A respectful period of inspection allowed Mr. Endicott, still red-faced but more settled, to emerge from his domestic imbroglio, followed by Peggy, also red-faced and downcast. William nodded to the merchant and gestured, summoning him to join in contemplation of the wreckage, out of hearing of the women.
“Are you armed, sir?” William asked quietly. Endicott’s face paled noticeably, and his Adam’s apple bobbed above his dirt-grimed stock.
“I have a fowling piece that belonged to my father,” he said, in a voice so low as to be scarcely audible. “I—it’s—not been fired in twenty years.” God, William thought, appalled. William felt himself naked and edgy without weapons. Endicott had to be fifty, at least, and alone here with four women to protect?
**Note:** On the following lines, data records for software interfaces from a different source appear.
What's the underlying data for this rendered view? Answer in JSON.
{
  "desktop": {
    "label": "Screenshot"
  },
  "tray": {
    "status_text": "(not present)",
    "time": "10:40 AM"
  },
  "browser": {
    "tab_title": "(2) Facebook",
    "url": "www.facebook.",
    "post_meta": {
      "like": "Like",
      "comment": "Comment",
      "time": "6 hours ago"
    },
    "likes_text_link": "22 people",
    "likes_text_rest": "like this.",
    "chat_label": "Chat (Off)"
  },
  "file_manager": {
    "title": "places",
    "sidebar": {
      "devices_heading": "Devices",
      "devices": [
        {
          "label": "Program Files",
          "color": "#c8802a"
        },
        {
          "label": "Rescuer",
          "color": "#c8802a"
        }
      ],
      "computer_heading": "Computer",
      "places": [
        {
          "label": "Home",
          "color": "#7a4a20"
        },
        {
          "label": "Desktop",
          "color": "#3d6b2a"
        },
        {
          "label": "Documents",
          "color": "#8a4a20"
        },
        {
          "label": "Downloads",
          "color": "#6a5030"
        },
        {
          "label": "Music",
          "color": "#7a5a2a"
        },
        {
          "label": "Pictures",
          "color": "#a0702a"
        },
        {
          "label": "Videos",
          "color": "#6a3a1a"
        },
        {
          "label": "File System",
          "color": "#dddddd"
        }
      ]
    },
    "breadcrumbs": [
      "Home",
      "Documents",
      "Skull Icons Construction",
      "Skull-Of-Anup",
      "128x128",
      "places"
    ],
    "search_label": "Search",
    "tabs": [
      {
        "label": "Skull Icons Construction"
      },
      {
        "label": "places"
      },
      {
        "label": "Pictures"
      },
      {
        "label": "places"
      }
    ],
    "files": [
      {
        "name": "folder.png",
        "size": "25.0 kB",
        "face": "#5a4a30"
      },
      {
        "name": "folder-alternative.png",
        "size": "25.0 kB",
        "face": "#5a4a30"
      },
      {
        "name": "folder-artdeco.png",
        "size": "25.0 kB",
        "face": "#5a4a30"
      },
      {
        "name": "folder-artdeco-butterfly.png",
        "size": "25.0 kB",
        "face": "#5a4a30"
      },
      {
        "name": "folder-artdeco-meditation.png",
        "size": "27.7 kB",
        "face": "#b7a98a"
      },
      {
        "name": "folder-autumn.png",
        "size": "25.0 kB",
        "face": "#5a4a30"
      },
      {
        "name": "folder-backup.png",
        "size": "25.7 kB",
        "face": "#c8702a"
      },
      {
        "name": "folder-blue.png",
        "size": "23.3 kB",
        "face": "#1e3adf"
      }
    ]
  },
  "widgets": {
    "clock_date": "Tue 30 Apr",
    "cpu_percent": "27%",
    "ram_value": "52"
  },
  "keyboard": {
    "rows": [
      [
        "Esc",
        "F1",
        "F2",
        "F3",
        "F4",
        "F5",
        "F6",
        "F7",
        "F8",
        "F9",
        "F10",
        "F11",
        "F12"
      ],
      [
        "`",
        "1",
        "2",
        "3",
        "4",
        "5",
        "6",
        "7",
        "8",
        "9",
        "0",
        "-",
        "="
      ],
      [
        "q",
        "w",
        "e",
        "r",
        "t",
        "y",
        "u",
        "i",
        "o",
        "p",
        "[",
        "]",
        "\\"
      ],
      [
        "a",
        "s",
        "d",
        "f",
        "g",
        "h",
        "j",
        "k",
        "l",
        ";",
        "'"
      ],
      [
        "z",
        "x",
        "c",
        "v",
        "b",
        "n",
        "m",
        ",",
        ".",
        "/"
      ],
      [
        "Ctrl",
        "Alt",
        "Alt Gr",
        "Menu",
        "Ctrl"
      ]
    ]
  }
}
“I’ll find you help, sir,” William said firmly. Mr. Endicott drew a deep, deep breath. William thought the man might sob if obliged to speak, and turned without haste toward the women, talking as he went.
“There will be a cooper or wainwright somewhere along the column. Ah, and here’s the water carrier coming!” He extended a hand to Peggy. “Will you come with me to catch him, Miss Margaret? I’m sure he’ll stop for a pretty face.” She didn’t smile, but she sniffed, wiped her nose on her sleeve, drew herself up, and took his hand. The Endicott ladies were nothing if not courageous.
A bored-looking mule pulled a cart with several barrels of water, passing slowly down the column, the driver pausing when hailed. William waded determinedly into the fray, lifting Peggy in his arms for safety—to her evident delight—and deflected the carrier to the Endicotts’ service. Then, with a sweep of his hat to the ladies, he mounted again and made his way down the road in search of a cooper.
The army traveled with the equivalent of several villages’ worth of artisans and those men called “supportives”: coopers, carpenters, cooks, smiths, farriers, wainwrights, drovers, hauliers, orderlies. To say nothing of the vast swarm of laundresses and sempstresses among the camp followers. It wouldn’t take long to find a cooper or a wainwright and persuade him to deal with the Endicotts’ trouble. William glanced at the sun; nearly three.
The army was proceeding briskly, but that didn’t mean it was moving at any great rate of speed. Clinton had given orders to march an additional two hours per day, though, a strain in the increasing heat. Another two hours before they made camp; with luck, the Endicotts might be whole again by then and able to keep up tomorrow.
A rumble of hooves and catcalls from the infantry caught his attention and made him glance over his shoulder, heart speeding up. Dragoons, plumes fluttering. He reined up and rode Goth straight at them, glancing from face to face as he passed down their double line. Several of them stared at him, and an officer made irritated motions at him, but he ignored that. A small voice in the back of his mind inquired what he meant to do if he found Harkness among them, but he ignored that, too.
He passed the end of the company, circled to the rear, and rode up the other side of the column, looking back over his shoulder at the rank of puzzled faces staring at him, some affronted, some amused. No . . . no . . . no . . . maybe? Would he even recognize the fellow? he wondered. He’d been very drunk. Still, he thought Harkness would recognize him. . . .
They were all staring at him by this time, but none with an aspect either of alarm or violence. Their colonel reined up a little and called to him.
“Ho, Ellesmere! Lost something, have you?”
He squinted against the sun and made out the vivid face of Ban Tarleton, red-cheeked and grinning under his flamboyant plumed helmet. He jerked his chin up in invitation, and William wheeled his horse and fell in beside him.
“Not lost, exactly,” he said. “Just looking for a dragoon I met in Philadelphia—named Harkness; you know him?”
Ban pulled a face.